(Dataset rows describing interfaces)
-=-=-

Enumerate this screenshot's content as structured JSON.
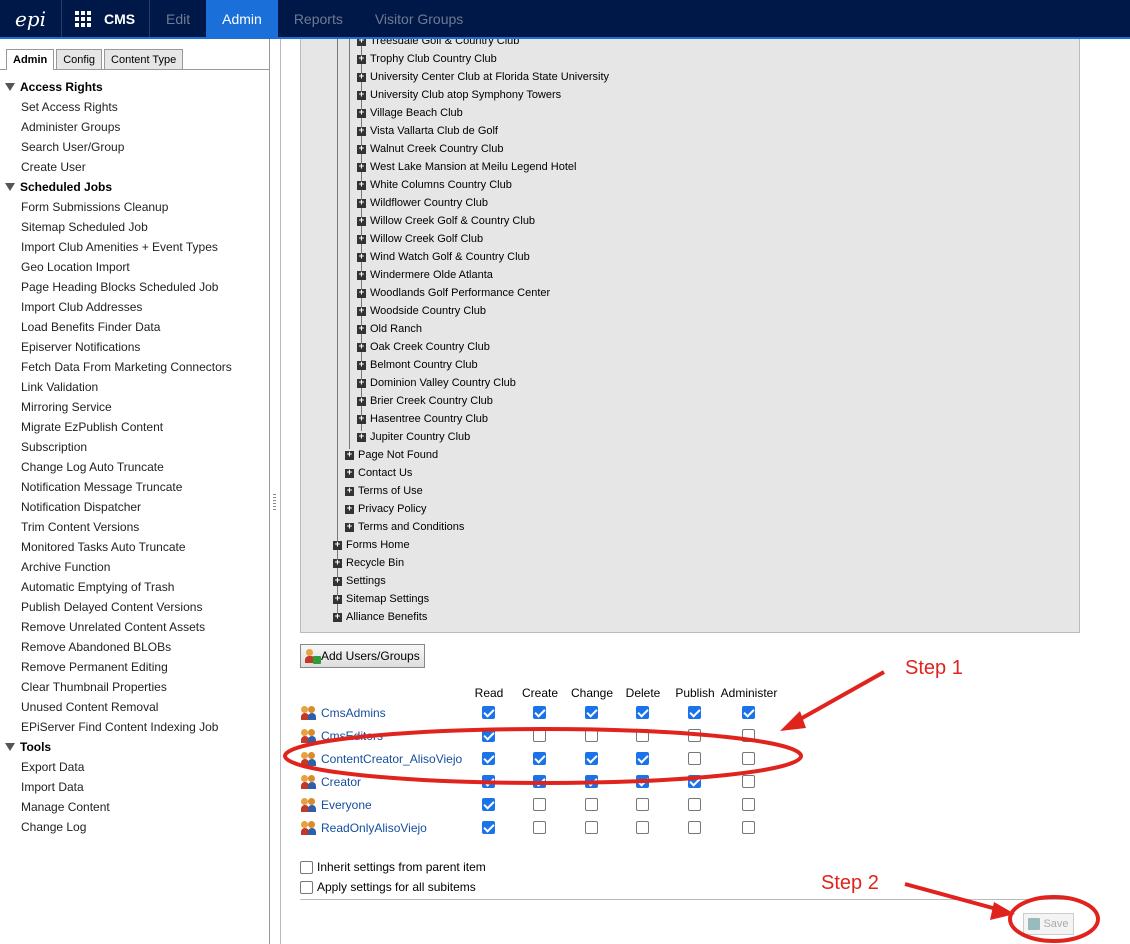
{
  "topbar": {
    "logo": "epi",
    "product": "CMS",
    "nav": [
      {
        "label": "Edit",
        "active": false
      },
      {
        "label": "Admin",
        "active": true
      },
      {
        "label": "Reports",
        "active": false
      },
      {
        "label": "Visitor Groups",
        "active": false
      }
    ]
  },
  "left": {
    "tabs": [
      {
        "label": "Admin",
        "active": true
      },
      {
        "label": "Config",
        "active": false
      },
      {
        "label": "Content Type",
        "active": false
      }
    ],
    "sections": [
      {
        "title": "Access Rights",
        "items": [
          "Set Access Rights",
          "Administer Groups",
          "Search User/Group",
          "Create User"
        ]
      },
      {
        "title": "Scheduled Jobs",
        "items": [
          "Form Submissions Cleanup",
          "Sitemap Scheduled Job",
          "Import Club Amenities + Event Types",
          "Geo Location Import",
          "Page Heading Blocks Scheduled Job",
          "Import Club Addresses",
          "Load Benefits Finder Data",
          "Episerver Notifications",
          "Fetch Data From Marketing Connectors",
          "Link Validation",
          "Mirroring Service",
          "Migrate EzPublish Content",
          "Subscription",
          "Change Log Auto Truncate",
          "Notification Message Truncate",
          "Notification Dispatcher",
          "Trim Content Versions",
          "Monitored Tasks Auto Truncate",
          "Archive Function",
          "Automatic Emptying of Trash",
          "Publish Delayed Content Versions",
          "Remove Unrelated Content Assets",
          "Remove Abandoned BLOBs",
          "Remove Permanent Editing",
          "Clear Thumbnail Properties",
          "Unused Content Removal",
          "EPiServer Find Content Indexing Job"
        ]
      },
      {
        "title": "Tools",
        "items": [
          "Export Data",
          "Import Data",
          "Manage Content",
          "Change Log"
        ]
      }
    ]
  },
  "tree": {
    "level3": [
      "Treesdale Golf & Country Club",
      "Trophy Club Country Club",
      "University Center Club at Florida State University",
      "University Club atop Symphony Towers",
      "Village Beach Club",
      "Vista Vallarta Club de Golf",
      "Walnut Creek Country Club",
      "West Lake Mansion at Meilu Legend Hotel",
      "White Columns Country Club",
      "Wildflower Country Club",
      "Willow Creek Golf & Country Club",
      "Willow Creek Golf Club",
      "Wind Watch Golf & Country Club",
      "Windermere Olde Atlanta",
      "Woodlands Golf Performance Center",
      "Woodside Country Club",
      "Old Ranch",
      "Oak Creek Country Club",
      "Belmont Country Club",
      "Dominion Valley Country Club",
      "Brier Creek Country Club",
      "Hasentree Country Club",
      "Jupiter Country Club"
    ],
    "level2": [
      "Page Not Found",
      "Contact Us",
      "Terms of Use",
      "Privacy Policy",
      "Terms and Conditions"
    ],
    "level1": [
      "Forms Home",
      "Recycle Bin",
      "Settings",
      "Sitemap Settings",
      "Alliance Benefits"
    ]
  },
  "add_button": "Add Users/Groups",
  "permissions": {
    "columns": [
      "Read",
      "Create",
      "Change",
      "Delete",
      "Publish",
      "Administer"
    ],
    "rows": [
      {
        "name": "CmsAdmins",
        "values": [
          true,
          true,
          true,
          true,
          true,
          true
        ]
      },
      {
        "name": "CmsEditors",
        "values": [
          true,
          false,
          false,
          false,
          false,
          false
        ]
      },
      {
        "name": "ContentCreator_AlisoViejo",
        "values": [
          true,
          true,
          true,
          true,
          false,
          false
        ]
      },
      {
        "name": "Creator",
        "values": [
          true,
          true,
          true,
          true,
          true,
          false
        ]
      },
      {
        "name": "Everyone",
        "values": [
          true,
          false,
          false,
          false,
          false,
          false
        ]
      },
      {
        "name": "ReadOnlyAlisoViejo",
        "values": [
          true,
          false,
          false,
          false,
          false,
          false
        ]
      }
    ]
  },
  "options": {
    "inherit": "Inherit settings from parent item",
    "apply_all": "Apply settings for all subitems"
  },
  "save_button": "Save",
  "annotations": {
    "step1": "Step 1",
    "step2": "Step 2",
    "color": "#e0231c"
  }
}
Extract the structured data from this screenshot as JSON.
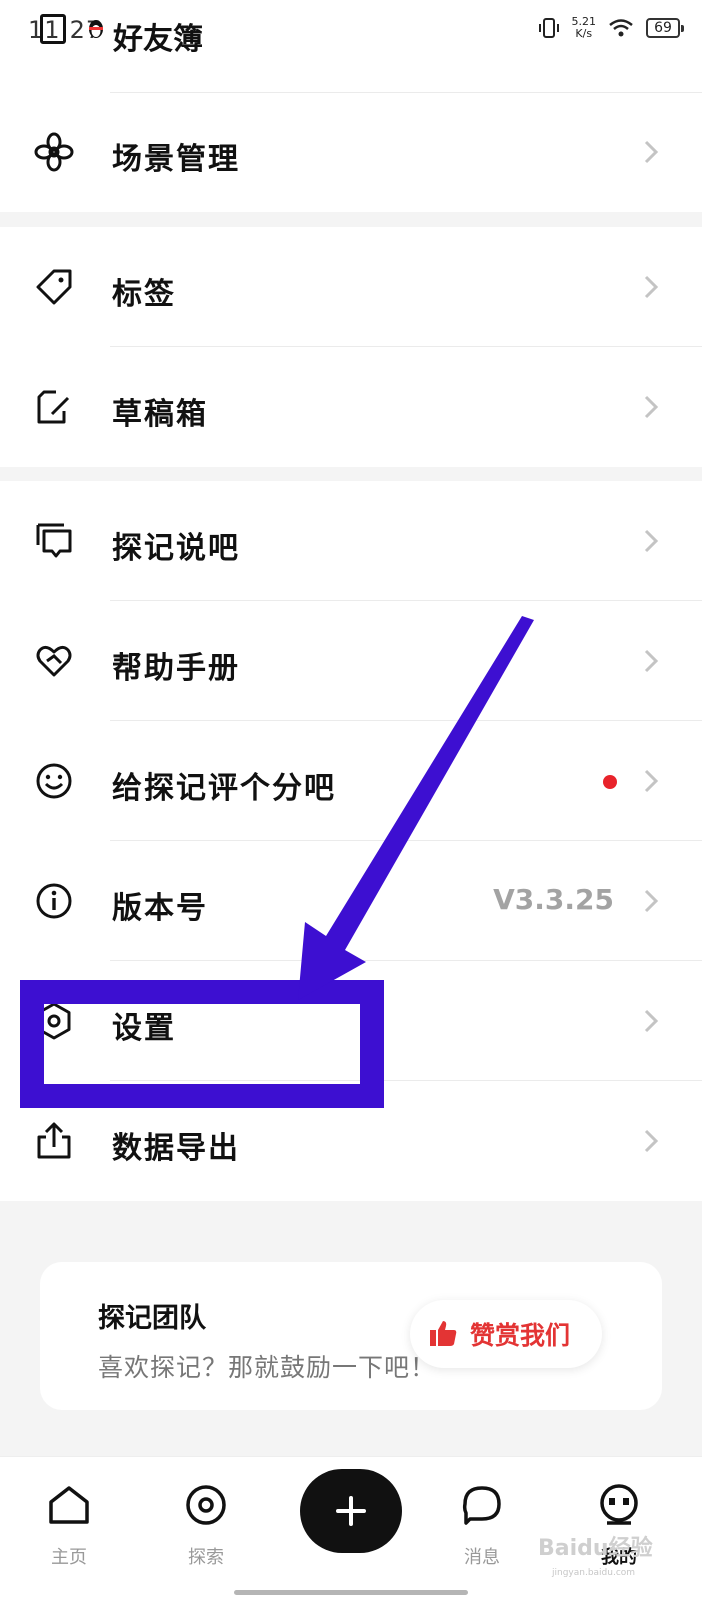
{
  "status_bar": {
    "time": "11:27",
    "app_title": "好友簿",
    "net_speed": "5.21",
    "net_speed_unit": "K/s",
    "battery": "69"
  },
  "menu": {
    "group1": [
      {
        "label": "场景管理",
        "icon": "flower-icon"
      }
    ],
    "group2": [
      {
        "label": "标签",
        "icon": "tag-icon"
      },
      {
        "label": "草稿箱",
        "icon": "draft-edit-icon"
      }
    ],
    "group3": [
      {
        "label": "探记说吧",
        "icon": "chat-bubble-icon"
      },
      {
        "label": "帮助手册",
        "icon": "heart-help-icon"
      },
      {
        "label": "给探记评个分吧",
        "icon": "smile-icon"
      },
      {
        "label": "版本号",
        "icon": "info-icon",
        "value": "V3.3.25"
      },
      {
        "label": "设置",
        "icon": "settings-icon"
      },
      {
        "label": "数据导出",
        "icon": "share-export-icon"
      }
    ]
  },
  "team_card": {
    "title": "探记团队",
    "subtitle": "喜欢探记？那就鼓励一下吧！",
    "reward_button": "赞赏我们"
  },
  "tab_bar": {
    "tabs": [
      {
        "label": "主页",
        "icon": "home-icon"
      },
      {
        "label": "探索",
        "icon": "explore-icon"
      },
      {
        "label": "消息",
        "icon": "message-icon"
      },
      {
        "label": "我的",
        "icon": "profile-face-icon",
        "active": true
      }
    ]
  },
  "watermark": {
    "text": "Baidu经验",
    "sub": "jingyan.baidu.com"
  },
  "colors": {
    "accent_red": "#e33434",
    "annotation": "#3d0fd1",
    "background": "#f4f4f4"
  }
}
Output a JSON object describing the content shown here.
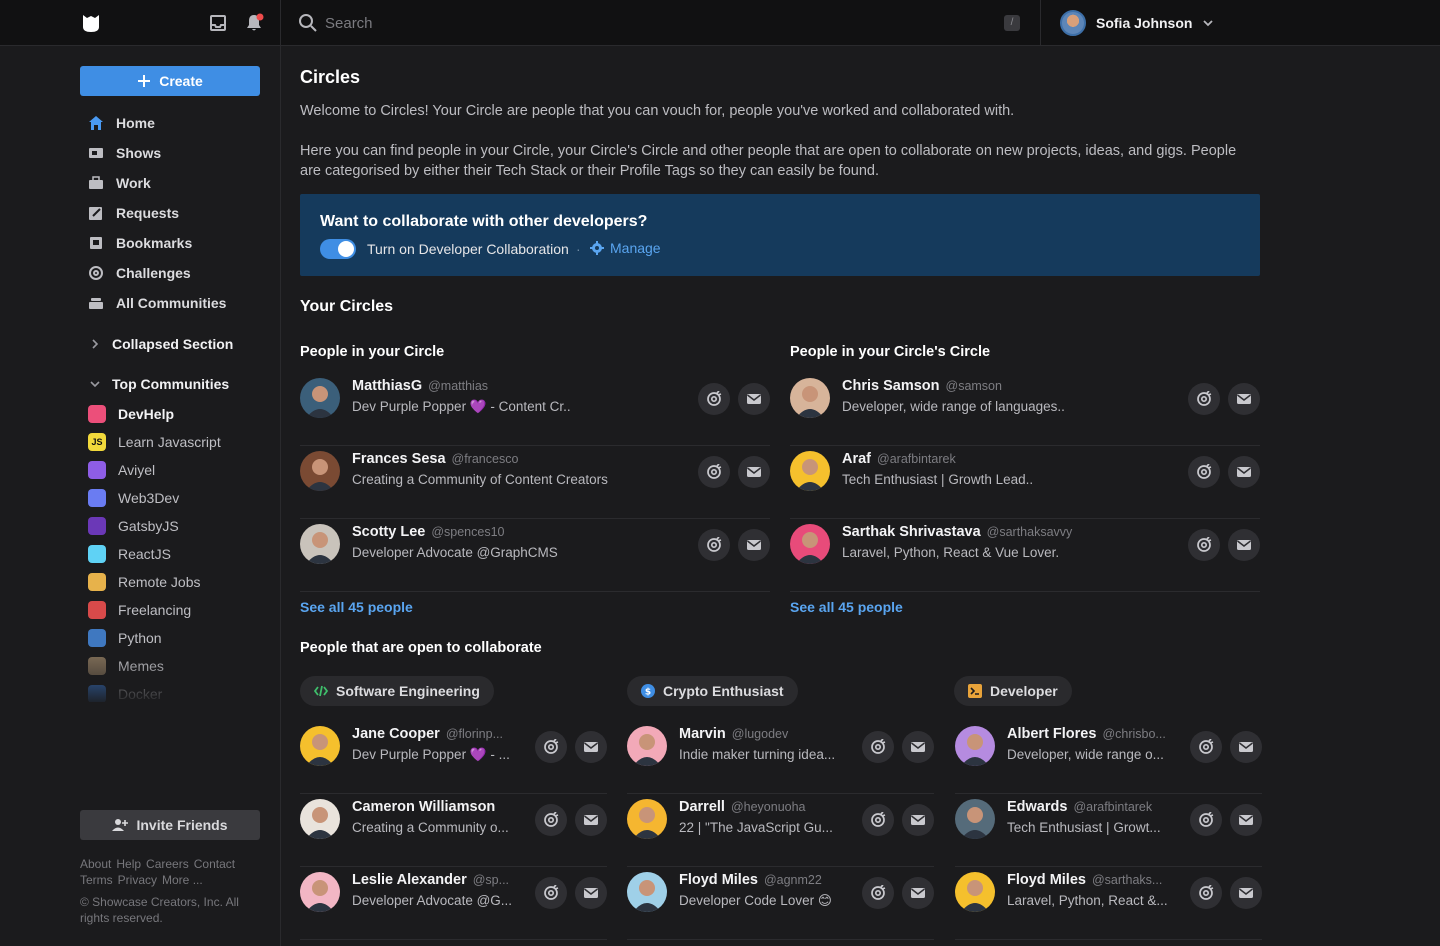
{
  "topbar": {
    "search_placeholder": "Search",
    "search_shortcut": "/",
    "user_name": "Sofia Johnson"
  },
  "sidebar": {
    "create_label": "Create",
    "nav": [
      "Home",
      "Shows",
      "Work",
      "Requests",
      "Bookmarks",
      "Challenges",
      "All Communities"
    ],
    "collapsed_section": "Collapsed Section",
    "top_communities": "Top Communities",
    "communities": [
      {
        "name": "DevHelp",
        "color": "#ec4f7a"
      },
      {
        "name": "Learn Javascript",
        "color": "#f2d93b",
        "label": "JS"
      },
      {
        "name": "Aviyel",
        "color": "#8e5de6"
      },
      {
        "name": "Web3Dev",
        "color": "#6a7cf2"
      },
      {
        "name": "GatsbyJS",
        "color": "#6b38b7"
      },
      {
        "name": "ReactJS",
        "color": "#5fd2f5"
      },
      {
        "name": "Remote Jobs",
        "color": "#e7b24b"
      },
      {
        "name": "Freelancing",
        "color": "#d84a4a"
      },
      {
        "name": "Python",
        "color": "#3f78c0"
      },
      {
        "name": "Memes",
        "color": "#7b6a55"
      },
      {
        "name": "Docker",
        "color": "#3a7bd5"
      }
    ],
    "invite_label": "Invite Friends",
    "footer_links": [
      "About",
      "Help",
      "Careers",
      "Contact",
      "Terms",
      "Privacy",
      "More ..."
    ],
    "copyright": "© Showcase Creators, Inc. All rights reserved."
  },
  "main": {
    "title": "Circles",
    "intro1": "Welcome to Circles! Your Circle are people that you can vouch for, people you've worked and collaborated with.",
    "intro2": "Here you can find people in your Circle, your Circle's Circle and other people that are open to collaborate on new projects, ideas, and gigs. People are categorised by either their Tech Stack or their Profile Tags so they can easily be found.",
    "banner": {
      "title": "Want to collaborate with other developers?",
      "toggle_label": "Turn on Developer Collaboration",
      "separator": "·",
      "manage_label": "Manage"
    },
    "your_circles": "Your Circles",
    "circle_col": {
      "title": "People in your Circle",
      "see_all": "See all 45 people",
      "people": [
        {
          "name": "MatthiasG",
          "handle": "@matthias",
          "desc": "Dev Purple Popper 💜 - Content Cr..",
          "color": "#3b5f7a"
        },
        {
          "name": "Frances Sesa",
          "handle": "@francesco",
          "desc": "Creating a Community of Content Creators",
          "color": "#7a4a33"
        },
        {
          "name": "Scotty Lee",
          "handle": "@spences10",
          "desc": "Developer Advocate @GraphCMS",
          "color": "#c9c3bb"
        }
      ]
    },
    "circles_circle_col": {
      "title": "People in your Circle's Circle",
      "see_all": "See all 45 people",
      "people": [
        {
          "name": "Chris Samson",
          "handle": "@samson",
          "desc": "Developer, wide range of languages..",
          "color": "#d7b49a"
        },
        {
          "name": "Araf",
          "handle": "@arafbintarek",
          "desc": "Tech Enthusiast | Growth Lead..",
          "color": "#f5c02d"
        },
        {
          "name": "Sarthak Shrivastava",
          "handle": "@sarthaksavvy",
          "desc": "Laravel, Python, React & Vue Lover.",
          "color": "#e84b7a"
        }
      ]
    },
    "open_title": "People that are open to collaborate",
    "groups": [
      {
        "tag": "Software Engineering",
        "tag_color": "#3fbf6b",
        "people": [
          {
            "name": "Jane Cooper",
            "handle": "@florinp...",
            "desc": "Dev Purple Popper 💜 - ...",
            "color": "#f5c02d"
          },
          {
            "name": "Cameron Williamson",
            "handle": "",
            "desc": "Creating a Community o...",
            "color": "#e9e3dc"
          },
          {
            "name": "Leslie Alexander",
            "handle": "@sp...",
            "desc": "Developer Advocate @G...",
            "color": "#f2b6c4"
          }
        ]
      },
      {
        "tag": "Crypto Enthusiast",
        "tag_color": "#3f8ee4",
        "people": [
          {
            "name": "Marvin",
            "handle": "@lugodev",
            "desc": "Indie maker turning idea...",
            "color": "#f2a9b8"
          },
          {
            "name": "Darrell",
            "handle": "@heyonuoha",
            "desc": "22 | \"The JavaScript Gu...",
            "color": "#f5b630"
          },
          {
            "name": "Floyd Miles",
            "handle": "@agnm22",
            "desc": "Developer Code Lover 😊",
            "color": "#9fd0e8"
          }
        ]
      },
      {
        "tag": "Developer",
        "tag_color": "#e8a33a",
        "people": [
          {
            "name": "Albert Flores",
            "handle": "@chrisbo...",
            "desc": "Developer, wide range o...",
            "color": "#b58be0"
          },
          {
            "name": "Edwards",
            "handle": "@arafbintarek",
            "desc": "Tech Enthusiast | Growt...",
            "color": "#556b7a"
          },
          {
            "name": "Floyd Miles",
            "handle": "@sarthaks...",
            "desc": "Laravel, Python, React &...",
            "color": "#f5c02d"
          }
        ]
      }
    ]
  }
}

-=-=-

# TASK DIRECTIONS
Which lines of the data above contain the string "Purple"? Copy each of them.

# PROBLEM SOLUTION
          "desc": "Dev Purple Popper 💜 - Content Cr..",
            "desc": "Dev Purple Popper 💜 - ...",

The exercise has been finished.